**DATA EXTRACTS**

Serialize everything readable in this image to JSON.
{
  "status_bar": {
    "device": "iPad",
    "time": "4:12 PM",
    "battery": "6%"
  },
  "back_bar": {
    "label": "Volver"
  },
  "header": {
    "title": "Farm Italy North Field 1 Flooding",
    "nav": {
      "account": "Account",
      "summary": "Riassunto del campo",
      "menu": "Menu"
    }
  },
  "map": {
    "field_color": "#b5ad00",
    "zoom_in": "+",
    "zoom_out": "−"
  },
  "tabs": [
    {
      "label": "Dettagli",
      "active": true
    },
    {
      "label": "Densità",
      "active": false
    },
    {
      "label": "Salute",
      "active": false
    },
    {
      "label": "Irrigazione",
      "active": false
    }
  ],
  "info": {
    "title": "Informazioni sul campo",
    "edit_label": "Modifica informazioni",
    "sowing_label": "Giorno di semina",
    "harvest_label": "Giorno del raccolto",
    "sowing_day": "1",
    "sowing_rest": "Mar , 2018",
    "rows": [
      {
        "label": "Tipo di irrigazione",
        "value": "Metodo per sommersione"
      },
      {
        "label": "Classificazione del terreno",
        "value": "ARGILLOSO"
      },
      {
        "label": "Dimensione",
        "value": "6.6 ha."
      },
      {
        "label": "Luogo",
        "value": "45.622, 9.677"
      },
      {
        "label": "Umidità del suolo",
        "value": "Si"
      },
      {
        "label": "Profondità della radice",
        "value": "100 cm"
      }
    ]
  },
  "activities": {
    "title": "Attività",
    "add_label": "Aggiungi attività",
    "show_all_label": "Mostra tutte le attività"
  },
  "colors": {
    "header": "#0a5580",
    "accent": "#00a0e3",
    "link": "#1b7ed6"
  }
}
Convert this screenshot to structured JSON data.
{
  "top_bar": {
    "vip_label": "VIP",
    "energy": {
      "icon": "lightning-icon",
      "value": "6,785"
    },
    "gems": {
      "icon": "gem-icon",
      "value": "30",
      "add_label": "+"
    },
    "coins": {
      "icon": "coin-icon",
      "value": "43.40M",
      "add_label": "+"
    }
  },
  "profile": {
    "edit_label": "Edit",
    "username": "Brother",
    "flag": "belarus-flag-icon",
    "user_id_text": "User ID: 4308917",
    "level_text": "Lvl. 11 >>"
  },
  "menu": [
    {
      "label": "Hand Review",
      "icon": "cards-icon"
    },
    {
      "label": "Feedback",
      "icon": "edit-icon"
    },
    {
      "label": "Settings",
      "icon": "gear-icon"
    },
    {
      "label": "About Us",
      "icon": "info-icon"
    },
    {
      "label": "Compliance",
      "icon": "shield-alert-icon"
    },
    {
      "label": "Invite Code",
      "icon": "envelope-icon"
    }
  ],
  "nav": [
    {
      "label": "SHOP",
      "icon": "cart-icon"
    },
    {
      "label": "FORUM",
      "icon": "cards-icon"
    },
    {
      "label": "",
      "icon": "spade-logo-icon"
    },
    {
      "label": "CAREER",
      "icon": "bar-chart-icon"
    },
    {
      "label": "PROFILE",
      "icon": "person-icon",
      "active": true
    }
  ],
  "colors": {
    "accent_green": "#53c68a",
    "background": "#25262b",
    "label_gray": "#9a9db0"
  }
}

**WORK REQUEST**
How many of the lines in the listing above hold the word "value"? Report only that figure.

**PROBLEM SOLUTION**
9